Rooster Rock State Park
Take I-84 east to exit 25 (Rooster Rock). Once inside the park, turn left/west and follow the road all the way to its end to find the boat ramp. Note that the state park has a $3 day-use fee. From the put-in, follow a short channel westward for about a quarter-mile where it opens into the Columbia River proper. The channel passes below (and gives a unique perspective on) another Oregon crag: Rooster Rock
There is also an abandoned and somewhat overgrown boat ramp several miles west of Rooster Rock State Park (exit 22). The gate atop the old ramp is usually closed, requiring boats to be portaged about 300 yards along a crumbling old road to the water.
Phoca is probably best visited only on a calm day as the river just off Cape Horn is renowned throughout the Columbia Gorge for high winds. Reportedly strong currents can also be an issue. Despite the great distance from the Pacific, the river in this area is also subject to tidal change. The Columbia's water level also varies greatly with the season, with the lowest water levels generally in August and September. In visiting Phoca in August 2009, we encountered a number of very large sandbars and mudflats barely above the water just to the southeast of Phoca. The river very likely changes, however, from year to year. Kayakers should be prepared for immersion in the event of a capsize and should know how to perform a water exit. The river can also be extremely cold. Hypothermia can be an issue any time of the year.
Be aware that the main Gorge shipping channel passes extremely close to Phoca Rock. Small vessels such as kayaks do not show up on radar and it may be extremely difficult for barge operators to see you out on the water. Keep a watchful eye out at all times when moving about on the river.
There is one navigational hazard to be aware of: a low-lying rock formation generally at or slightly below the surface of the river extending north about a hundred feet from the east side of the landing area below Phoca's northern face. Approach with caution.
Do be sure to secure your boat if you're spending any time on Phoca. It's always nice to have your boat be there when you come back to it. In August 2009 there was room to pull about two kayaks completely up out of the water, although it is possible this landing area is only be available during times of low water on the Columbia River or at low tide.
Reportedly sea lions have been encountered lounging on the rocks around the base of the crag. You may need to fend them off to get near the crag.

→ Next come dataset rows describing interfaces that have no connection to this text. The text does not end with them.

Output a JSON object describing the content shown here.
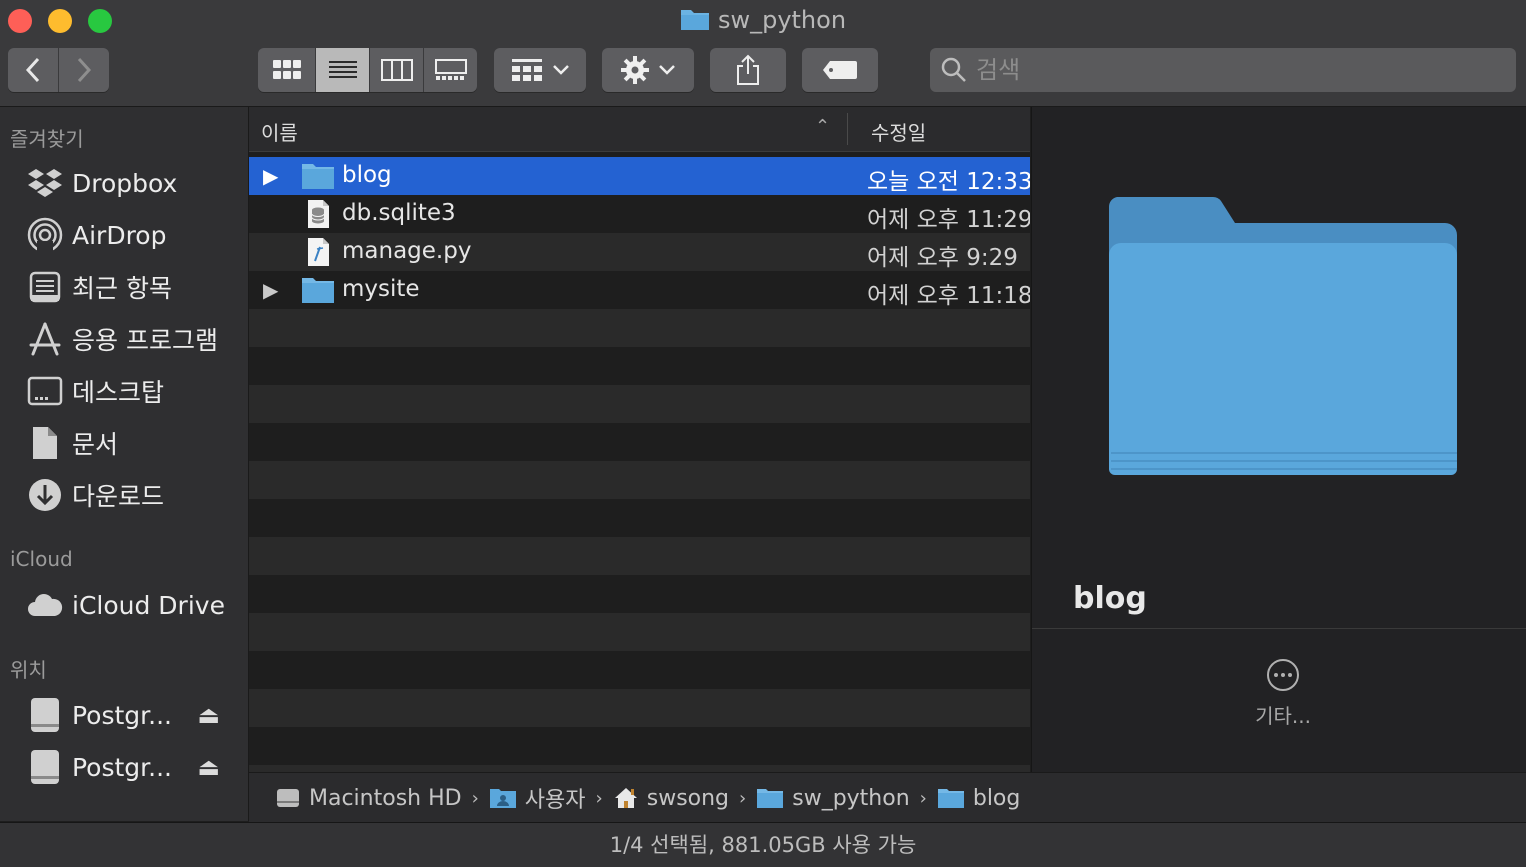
{
  "window": {
    "title": "sw_python"
  },
  "toolbar": {
    "view_modes": [
      {
        "id": "icon",
        "icon": "grid-view-icon",
        "active": false
      },
      {
        "id": "list",
        "icon": "list-view-icon",
        "active": true
      },
      {
        "id": "column",
        "icon": "column-view-icon",
        "active": false
      },
      {
        "id": "gallery",
        "icon": "gallery-view-icon",
        "active": false
      }
    ],
    "search_placeholder": "검색"
  },
  "sidebar": {
    "favorites_header": "즐겨찾기",
    "favorites": [
      {
        "label": "Dropbox",
        "icon": "dropbox-icon"
      },
      {
        "label": "AirDrop",
        "icon": "airdrop-icon"
      },
      {
        "label": "최근 항목",
        "icon": "recents-icon"
      },
      {
        "label": "응용 프로그램",
        "icon": "applications-icon"
      },
      {
        "label": "데스크탑",
        "icon": "desktop-icon"
      },
      {
        "label": "문서",
        "icon": "documents-icon"
      },
      {
        "label": "다운로드",
        "icon": "downloads-icon"
      }
    ],
    "icloud_header": "iCloud",
    "icloud": [
      {
        "label": "iCloud Drive",
        "icon": "cloud-icon"
      }
    ],
    "locations_header": "위치",
    "locations": [
      {
        "label": "Postgr...",
        "icon": "disk-icon"
      },
      {
        "label": "Postgr...",
        "icon": "disk-icon"
      }
    ]
  },
  "list": {
    "col_name": "이름",
    "col_date": "수정일",
    "files": [
      {
        "name": "blog",
        "date": "오늘 오전 12:33",
        "kind": "folder",
        "expandable": true,
        "selected": true
      },
      {
        "name": "db.sqlite3",
        "date": "어제 오후 11:29",
        "kind": "database",
        "expandable": false,
        "selected": false
      },
      {
        "name": "manage.py",
        "date": "어제 오후 9:29",
        "kind": "python",
        "expandable": false,
        "selected": false
      },
      {
        "name": "mysite",
        "date": "어제 오후 11:18",
        "kind": "folder",
        "expandable": true,
        "selected": false
      }
    ]
  },
  "preview": {
    "name": "blog",
    "more_label": "기타..."
  },
  "pathbar": [
    {
      "label": "Macintosh HD",
      "icon": "hard-drive-icon"
    },
    {
      "label": "사용자",
      "icon": "users-folder-icon"
    },
    {
      "label": "swsong",
      "icon": "home-icon"
    },
    {
      "label": "sw_python",
      "icon": "folder-icon"
    },
    {
      "label": "blog",
      "icon": "folder-icon"
    }
  ],
  "status": {
    "text": "1/4 선택됨, 881.05GB 사용 가능"
  },
  "colors": {
    "selection": "#2462d2",
    "folder": "#5aa7dc"
  }
}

From the landing area, scramble around the east side of Phoca. Stay at or about the same elevation as far as you can to eventually locate a faint route
that climbs up the crag's south side. Scramble upwards on dirty questionable holds (rocks with a vague semblance of stability) and vegetation to the summit. Route is primarily class 3 with a class 4 move or two. The water around Phoca appears fairly deep, although jumping off may not be a good idea per unseen underwater hazards.
Oddly in August 2009 we found a bamboo pole was affixed to the summit with concrete. The pole may have had a flag attached to it at some point. Reportedly a pirate flag was found on the summit in winter 2011.
"The Climber's Guide to Oregon" by Nicholas Dodge, published by the Mazamas in 1968, describes a second route to the summit via the north face: climbing "two or three near perpendicular rock and dirt faces and dirt terraces to the summit." Looking up at the north face from the landing area did not bring the word 'stable' to mind.
No special gear is required for the climb -- although having a pair of boots or shoes with decent tread may make the ascent more enjoyable. A short rope may be a good idea for novice climbers.
Use of the boat ramp at Rooster Rock State Park requires a $5 day-use fee. Boat ramps at Dalton Point and the abandoned ramp at Corbett Station are free.
There are a number of campgrounds
nearby in the Gorge - although camping is not permitted at Dalton Point or at Rooster Rock State Park. Bivying atop Phoca Rock is probably not recommended.
External LinksNOAA - Columbia Gorge Weather
Rooster Rock State Park